Task to carry out: In the listing below, how many lines contain the string "rosetailid"? Answer with the number only.

+++ Given entries +++

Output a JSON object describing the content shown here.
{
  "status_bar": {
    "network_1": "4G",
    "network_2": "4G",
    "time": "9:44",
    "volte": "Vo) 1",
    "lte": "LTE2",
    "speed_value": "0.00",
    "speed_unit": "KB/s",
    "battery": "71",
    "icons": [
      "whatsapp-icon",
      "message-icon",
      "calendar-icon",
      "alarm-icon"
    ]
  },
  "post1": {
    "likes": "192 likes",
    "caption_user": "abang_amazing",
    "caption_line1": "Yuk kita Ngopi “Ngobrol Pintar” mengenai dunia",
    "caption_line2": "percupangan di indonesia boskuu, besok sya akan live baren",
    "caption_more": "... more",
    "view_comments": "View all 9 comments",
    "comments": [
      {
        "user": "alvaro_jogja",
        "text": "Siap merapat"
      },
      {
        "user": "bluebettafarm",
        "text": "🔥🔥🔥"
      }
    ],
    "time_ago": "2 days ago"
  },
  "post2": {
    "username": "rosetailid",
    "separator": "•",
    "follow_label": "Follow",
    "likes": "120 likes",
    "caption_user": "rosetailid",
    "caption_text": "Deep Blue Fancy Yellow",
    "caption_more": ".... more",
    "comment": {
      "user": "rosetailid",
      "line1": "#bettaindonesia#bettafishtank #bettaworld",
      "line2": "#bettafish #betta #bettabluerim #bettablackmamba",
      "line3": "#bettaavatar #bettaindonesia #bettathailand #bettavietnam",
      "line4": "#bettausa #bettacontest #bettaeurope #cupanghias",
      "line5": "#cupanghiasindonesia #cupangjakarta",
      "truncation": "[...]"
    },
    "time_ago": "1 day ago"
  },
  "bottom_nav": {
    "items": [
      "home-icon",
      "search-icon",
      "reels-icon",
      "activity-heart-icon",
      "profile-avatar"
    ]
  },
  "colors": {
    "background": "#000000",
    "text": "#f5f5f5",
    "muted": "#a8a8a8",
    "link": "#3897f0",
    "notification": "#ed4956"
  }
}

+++

Completed task: 3